8 Game Strategy Part V – Stud 8 or Better
In this week’s article on 8-Game strategy, we cover a game that is probably the most misunderstood among the 8-game mix and that is Stud 8 or Better. It is played exactly like regular Stud except for the fact that there is a split pot when a qualifying low exists. Out of all the games in 8-Game, this tends to be the one players make the most mistakes with. Here are some quick and dirty tips to improve your Stud 8 game.
Play Two Way Hands Consistently or Plan to Donate
Seven Card Stud experts and others come into Stud 8 or Better with the idea that since there isn’t always a low hand, they can pump high starting hands at will and try to force players out. The problem with this logic is that hands such as a big pair or two pair do not scoop often enough to make this type of play profitable long term in multi-way pots. It can work in heads-up pots, but you will not find heads-up pots often enough in most cases to make this feasible.
Focus on starting hands that give you solid scoop potential. You are looking for three baby cards, preferably suited and with an ace. A low pair with another baby or an ace is fair as well but must be dumped when it does not improve. About the only high hand that you will play consistently is aces, and then you will have to be careful when your hand does not improve.

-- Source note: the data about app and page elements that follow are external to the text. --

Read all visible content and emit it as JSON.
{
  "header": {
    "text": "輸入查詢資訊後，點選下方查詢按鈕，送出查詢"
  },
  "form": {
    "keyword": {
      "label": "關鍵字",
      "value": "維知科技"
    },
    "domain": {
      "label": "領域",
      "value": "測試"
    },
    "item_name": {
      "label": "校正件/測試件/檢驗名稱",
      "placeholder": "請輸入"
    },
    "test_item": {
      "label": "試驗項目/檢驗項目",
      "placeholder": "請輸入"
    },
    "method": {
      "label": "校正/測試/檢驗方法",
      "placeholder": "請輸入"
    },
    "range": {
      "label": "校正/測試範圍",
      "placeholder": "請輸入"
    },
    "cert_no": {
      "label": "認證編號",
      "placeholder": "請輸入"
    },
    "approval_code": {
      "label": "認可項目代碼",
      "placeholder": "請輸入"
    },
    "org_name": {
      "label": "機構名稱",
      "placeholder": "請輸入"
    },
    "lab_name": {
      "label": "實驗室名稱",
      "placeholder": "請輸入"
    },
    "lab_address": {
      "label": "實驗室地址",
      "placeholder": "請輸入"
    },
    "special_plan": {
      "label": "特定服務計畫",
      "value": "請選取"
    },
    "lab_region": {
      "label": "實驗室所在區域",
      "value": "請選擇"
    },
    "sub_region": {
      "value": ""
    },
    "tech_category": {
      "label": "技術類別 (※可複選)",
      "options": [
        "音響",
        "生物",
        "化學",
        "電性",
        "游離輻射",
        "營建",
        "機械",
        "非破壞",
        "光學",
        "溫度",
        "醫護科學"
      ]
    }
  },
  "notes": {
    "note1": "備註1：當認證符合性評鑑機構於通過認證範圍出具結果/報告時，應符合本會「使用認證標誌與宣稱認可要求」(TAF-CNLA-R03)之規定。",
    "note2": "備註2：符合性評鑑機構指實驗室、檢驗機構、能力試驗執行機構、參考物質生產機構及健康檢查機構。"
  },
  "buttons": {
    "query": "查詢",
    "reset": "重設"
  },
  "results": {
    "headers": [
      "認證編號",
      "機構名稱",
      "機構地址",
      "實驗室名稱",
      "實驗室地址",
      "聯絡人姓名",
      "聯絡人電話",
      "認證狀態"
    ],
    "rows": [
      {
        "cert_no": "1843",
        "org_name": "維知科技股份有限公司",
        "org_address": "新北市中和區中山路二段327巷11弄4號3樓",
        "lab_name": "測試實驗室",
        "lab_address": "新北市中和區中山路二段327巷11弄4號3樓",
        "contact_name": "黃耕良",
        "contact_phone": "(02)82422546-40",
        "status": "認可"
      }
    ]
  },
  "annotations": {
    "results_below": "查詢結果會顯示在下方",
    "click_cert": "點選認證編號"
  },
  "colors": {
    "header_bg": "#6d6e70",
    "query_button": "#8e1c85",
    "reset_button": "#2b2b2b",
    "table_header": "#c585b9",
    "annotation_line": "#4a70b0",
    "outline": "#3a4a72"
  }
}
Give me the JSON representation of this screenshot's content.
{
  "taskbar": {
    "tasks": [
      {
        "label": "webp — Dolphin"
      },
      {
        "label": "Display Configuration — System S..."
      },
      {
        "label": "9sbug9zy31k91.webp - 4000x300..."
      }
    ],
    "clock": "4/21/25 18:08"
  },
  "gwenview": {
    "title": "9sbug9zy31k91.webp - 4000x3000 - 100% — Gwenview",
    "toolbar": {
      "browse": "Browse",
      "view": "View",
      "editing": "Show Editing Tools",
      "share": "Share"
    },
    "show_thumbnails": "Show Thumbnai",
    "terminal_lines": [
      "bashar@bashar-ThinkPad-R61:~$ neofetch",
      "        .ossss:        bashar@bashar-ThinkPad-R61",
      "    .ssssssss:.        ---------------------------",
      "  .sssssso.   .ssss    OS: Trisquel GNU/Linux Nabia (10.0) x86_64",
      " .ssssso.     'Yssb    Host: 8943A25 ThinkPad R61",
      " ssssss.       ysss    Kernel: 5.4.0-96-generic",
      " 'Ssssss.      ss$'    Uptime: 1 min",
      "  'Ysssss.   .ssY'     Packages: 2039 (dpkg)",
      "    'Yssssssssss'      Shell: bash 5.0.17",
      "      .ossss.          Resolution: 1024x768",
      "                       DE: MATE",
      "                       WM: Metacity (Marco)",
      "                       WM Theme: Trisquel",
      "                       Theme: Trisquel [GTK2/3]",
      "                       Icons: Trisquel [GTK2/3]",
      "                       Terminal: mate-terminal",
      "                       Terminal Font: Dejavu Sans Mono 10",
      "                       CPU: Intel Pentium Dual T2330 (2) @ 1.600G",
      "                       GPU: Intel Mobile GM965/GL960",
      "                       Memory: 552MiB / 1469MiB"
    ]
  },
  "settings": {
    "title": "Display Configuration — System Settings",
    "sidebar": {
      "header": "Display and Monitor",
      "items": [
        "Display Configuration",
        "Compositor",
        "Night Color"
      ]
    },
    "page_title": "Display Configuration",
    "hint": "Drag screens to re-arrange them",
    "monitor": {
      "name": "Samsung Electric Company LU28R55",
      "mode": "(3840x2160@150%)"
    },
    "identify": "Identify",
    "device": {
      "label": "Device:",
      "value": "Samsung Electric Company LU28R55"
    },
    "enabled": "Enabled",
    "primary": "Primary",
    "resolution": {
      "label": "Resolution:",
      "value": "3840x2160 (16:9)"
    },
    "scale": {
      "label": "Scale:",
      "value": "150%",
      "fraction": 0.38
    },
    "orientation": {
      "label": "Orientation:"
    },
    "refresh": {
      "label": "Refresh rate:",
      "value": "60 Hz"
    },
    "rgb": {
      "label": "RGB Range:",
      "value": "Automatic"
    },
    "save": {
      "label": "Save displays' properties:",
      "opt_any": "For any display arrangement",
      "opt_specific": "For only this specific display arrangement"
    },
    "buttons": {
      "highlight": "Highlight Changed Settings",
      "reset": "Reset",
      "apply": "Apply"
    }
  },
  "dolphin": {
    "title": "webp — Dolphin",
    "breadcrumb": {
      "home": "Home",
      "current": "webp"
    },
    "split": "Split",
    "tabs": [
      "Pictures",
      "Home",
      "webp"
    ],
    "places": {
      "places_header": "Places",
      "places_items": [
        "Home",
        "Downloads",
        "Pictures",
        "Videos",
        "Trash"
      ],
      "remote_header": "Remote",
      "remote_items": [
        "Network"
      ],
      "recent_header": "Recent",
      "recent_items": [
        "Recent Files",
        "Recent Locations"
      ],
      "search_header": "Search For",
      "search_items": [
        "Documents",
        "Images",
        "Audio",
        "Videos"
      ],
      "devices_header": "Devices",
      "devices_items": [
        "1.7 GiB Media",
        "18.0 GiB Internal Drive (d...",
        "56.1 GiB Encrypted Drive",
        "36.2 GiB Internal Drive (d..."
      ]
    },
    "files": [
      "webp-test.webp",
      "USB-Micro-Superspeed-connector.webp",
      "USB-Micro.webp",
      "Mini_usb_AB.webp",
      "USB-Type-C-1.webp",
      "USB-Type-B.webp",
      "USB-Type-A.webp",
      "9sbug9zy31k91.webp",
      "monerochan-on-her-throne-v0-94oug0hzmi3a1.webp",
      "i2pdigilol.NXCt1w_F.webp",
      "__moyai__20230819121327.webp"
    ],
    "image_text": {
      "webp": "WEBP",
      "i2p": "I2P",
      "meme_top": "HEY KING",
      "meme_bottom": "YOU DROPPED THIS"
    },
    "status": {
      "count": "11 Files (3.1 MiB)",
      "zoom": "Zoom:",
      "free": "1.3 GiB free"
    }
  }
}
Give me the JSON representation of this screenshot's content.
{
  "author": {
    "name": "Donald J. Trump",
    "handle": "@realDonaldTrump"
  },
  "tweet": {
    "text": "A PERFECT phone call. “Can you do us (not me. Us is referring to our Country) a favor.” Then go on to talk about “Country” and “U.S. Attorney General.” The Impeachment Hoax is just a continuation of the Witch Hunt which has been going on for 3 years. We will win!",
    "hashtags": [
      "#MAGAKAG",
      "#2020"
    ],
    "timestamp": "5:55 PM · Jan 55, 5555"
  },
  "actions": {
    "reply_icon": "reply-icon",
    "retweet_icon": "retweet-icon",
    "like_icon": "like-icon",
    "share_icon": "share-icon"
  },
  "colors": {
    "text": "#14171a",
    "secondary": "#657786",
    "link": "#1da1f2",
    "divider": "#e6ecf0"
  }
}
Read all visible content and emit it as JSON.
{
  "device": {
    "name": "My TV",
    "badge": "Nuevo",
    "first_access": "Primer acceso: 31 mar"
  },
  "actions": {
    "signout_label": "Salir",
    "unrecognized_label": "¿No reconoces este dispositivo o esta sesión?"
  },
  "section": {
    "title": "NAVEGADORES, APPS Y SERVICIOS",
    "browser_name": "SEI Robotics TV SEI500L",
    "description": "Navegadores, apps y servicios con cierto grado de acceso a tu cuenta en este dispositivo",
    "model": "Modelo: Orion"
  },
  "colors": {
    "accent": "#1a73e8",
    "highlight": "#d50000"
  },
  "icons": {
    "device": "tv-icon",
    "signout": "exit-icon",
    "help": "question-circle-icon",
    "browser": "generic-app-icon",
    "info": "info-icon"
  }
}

Improve on Fourth Street or Dump
Many players in Stud 8 will stay in a hand until 5 street almost regardless of action because that is what they will do in Stud High. Again, this is a big mistake because when you do not improve a scoop worthy hand on fourth, you are giving yourself long odds to complete your hand by the river. The exception would be in spots where you miss and can see fifth for free or if you are in a spot where every other player hit badly. An example of this would be you staring with 3-4-5 and catching a jack and your other opponents holding low cards and also catching a nine or above.
Thin the Field on Fourth When Improving
You start with a three low hand and improve on fourth. Other opponents do not appear to have outdrawn you. It is time to thin the field a bit with a bet. Good players that do not improve will get out of your way on fourth with a bet and you can usually define your remaining player’s hand a bit better when they choose to stay in.
Bet Your Hands When You Cannot Be Scooped
Most people don’t know that Greg Raymer is a great mixed games player. Something he once mentioned to me is that he is always betting once it is clear that he cannot be scooped. This seems obvious, but most people will fail to bet when they are only locking up one side of the pot as they think they will only break even.
However, there are times where betting aggressively will force out weaker hands. For example, if you’re showing a low and betting aggressively, a player with just a pair of sixes may decide to dump their hand, figuring you have a couple of baby pair or have picked up a pair of aces or better.
The thing to remember in Stud 8 is that you are looking to scoop hands. When you do not scoop in a heads-up hand, you get your money back. When playing one-way hands in multi-way pots, you are asking to get yourself scooped or you are risking a huge amount in order to make a small profit.
Next week we look at the game most people hate to play in an 8-Game mix. That’s right, it is Razz time.